Collection entries
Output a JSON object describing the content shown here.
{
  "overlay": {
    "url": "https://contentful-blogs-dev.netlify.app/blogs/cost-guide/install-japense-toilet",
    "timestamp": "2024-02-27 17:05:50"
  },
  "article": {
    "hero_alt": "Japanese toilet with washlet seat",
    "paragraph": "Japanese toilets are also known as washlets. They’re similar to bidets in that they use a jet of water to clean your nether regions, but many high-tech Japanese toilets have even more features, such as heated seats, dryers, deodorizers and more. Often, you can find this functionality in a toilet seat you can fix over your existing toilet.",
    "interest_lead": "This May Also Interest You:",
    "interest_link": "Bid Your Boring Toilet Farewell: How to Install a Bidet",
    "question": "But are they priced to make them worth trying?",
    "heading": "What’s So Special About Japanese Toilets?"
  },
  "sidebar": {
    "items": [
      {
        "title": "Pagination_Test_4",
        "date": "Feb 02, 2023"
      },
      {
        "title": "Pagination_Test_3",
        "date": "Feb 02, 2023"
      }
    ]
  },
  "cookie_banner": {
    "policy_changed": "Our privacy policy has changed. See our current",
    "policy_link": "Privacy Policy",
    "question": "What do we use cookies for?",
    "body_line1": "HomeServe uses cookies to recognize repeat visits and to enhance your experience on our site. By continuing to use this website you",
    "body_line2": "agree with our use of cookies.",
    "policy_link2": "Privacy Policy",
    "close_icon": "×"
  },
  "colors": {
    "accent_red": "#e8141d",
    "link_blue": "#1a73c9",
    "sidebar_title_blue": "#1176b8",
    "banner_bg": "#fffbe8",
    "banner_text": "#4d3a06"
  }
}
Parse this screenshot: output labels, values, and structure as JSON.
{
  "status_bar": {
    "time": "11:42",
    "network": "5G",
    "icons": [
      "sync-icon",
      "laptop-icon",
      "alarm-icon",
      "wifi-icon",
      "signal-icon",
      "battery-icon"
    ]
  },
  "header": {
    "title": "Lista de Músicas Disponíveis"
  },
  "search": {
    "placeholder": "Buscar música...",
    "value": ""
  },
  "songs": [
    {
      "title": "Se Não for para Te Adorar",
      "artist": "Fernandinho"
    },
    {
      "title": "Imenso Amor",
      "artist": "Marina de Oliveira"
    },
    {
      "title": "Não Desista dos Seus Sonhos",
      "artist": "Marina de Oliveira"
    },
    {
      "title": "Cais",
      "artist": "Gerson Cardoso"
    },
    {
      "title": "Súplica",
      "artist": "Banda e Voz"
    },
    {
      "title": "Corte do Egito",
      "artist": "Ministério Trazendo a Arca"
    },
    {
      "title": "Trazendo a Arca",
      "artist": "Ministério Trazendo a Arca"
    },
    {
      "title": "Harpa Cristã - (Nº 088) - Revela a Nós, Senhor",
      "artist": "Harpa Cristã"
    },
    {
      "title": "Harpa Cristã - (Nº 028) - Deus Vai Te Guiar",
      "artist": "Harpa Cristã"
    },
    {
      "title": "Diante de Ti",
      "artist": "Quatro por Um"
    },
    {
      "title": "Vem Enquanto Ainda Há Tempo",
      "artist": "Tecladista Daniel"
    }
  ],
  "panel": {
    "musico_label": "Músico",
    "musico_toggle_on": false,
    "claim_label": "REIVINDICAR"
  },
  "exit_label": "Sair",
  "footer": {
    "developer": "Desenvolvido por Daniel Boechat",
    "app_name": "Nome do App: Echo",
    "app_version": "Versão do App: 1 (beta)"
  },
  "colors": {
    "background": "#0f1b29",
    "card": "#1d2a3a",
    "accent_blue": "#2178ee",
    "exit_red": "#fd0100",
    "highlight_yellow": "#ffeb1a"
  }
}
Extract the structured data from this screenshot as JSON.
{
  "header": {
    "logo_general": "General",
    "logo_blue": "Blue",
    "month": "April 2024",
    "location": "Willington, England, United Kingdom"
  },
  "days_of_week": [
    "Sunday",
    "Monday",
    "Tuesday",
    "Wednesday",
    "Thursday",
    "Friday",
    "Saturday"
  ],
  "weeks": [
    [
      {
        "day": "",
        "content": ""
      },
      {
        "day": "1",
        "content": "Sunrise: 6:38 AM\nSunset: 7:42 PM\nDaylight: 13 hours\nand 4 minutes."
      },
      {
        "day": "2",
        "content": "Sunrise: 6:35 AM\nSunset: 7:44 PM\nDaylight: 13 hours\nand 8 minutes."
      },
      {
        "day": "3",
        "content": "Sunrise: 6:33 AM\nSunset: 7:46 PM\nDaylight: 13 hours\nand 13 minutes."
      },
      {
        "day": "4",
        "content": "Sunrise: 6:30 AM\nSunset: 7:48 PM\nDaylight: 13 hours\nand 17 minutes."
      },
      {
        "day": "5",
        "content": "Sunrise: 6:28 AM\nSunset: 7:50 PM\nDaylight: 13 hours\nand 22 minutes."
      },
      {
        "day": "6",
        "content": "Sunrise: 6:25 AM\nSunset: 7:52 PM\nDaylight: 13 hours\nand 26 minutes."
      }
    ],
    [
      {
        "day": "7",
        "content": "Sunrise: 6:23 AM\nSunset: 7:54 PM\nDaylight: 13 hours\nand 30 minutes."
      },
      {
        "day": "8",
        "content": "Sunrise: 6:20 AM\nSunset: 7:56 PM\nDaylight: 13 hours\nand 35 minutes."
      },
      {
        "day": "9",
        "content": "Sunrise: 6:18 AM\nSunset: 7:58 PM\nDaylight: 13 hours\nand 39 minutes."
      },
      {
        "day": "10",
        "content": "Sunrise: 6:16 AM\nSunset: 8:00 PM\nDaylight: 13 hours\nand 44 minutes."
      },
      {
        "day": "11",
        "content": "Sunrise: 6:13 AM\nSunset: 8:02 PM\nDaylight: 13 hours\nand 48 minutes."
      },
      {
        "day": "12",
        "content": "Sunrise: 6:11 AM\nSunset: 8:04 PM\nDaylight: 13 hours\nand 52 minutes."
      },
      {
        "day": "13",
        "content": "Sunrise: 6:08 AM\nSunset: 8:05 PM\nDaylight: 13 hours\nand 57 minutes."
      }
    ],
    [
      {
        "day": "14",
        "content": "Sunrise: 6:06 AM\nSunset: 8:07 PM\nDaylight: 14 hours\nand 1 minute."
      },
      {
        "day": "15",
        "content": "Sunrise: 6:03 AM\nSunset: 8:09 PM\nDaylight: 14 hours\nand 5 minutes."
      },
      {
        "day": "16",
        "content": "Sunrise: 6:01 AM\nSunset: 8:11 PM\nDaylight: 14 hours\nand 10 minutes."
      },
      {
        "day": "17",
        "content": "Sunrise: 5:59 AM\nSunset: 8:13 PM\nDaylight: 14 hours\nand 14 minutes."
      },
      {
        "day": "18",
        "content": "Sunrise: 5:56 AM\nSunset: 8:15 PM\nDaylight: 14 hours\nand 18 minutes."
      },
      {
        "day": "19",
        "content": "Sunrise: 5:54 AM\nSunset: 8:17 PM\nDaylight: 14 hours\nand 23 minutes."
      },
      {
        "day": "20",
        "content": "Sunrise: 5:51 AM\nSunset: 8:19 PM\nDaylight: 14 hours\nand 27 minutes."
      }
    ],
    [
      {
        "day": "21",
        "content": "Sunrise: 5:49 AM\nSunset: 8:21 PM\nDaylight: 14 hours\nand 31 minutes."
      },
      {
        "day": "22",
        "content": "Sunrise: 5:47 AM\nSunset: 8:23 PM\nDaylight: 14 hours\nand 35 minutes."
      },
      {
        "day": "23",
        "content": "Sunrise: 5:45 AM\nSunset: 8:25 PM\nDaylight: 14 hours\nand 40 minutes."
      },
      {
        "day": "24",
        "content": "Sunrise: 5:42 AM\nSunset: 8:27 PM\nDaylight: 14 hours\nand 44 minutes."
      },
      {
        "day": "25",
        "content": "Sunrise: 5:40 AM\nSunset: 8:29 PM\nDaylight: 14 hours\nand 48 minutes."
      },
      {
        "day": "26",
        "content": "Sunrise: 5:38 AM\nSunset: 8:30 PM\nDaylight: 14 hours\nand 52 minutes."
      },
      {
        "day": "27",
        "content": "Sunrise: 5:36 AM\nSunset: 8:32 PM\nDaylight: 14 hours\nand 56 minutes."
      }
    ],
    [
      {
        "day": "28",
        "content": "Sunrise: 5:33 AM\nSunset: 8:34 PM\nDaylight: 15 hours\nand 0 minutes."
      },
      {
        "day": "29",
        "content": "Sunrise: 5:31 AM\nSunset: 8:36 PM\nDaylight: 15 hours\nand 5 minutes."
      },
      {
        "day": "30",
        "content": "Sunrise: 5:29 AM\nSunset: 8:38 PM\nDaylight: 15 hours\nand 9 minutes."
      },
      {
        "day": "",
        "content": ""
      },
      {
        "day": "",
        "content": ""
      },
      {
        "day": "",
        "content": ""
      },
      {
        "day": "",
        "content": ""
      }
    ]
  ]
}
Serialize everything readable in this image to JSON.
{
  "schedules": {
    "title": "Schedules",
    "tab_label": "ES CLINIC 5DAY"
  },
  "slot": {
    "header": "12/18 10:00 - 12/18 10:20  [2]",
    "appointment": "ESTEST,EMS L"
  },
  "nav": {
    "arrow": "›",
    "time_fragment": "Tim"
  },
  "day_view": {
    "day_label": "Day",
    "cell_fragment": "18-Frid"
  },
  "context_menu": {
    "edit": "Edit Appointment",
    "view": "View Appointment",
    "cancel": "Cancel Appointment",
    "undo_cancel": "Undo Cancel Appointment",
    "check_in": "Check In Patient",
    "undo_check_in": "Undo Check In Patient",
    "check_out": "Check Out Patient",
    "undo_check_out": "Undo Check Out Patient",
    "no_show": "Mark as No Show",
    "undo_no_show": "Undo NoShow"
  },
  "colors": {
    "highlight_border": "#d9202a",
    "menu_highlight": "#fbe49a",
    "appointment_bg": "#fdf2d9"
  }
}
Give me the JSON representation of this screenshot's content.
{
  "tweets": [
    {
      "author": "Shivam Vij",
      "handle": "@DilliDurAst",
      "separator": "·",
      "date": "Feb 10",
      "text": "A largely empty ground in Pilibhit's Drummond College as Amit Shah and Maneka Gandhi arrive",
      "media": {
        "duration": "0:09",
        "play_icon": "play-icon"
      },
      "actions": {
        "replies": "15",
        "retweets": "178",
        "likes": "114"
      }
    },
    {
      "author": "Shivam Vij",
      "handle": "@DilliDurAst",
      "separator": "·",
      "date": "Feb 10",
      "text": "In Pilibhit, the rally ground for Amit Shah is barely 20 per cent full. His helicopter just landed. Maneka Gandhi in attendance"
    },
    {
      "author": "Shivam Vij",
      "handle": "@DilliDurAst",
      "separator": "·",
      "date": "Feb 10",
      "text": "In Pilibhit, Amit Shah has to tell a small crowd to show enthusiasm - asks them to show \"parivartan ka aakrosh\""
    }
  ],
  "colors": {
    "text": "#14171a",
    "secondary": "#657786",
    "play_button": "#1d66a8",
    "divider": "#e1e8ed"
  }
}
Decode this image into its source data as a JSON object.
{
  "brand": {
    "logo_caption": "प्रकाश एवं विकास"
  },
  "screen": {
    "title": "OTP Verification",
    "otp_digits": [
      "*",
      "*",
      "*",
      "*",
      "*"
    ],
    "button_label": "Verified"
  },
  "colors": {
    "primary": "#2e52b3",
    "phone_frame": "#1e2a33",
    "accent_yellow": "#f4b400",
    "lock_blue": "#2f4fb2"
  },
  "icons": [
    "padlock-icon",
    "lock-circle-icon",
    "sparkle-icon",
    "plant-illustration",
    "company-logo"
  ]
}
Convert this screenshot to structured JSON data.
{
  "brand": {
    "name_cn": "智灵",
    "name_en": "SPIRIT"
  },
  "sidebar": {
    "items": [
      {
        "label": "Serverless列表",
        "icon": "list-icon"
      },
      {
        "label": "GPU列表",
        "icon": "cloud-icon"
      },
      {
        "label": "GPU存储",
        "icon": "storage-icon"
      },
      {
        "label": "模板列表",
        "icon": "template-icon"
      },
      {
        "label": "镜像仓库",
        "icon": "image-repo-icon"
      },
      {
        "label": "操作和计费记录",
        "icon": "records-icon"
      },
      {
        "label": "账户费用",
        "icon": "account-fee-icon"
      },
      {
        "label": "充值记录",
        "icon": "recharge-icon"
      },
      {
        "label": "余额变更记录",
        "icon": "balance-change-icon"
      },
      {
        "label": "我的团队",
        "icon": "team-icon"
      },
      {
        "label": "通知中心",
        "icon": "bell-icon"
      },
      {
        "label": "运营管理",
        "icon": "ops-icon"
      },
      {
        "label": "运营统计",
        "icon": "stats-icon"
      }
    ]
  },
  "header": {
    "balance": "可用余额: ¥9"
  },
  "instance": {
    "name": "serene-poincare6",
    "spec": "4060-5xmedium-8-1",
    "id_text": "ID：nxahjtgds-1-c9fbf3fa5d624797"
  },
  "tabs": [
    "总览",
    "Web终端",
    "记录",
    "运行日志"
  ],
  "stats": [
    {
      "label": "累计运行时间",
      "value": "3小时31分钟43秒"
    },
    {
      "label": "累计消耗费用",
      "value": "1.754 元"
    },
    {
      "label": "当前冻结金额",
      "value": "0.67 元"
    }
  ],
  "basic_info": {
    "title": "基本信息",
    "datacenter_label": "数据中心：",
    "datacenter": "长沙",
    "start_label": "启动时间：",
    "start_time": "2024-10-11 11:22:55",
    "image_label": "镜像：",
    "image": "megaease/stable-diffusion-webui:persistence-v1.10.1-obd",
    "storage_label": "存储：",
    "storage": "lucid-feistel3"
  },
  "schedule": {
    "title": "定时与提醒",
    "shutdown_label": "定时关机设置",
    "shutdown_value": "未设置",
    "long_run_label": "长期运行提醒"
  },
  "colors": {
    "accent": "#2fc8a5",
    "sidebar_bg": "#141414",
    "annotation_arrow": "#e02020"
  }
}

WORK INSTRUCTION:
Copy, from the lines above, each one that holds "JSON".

WRITTEN RESPONSE:
Output a JSON object describing the content shown here.
Parse this screenshot: output labels, values, and structure as JSON.
Extract the structured data from this screenshot as JSON.
Serialize everything readable in this image to JSON.
Give me the JSON representation of this screenshot's content.
Decode this image into its source data as a JSON object.
Convert this screenshot to structured JSON data.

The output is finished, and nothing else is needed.